▶ Records provided
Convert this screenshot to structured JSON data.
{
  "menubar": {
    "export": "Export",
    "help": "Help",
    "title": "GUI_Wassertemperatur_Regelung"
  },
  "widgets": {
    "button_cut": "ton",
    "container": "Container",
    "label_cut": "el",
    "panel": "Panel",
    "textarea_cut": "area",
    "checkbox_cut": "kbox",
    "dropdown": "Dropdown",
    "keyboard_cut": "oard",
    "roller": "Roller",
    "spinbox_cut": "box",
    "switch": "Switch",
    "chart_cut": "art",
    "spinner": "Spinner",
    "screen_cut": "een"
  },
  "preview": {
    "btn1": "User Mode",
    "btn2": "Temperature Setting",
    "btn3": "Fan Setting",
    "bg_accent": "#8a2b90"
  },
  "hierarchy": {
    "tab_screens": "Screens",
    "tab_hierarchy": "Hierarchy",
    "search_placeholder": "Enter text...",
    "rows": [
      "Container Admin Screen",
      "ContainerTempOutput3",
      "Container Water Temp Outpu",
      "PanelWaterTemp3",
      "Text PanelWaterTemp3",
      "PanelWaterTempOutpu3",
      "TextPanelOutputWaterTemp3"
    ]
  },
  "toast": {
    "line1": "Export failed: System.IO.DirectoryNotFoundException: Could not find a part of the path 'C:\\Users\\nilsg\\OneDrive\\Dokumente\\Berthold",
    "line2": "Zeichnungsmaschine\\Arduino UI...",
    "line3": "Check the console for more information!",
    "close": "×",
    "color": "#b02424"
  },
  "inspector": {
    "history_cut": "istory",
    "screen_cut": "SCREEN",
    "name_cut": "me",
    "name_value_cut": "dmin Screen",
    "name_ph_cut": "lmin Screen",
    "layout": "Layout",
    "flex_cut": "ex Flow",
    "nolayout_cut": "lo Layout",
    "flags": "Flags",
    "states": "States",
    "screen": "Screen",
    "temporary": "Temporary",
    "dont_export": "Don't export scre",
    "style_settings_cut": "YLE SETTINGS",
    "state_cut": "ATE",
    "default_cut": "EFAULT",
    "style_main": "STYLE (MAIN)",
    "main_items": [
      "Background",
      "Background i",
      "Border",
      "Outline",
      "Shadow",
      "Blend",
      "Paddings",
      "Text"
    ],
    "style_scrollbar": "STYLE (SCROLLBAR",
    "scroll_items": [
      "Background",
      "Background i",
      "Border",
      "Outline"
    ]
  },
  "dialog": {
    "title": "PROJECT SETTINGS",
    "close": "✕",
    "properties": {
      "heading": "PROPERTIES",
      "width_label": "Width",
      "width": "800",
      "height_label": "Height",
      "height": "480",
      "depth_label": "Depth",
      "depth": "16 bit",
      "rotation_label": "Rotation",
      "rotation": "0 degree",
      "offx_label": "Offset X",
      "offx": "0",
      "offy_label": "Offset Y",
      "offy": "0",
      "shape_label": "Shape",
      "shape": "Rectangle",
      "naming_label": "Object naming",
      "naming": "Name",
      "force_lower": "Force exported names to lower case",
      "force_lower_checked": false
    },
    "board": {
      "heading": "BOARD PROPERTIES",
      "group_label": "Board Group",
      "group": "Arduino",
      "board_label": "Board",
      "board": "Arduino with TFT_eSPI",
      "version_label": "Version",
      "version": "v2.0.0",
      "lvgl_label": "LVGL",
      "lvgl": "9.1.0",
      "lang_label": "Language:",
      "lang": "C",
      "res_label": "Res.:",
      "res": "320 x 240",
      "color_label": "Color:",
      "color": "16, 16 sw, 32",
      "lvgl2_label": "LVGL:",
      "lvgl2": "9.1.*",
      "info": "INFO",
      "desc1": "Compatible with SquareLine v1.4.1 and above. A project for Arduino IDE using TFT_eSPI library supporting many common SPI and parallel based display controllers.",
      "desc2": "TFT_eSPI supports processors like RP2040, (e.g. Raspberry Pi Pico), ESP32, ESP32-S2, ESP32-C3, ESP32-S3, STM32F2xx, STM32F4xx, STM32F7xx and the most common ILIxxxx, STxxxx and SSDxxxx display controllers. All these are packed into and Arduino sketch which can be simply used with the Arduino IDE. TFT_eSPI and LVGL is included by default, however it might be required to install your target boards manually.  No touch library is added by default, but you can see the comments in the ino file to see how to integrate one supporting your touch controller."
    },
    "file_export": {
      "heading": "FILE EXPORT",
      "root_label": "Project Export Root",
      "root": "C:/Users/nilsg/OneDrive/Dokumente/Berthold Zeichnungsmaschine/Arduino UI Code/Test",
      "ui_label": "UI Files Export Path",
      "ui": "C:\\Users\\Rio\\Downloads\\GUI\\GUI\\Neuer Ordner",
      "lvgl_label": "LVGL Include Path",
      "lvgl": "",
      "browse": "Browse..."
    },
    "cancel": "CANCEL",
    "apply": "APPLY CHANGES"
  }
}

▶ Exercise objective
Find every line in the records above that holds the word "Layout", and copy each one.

▶ Exercise answer
    "layout": "Layout",
    "nolayout_cut": "lo Layout",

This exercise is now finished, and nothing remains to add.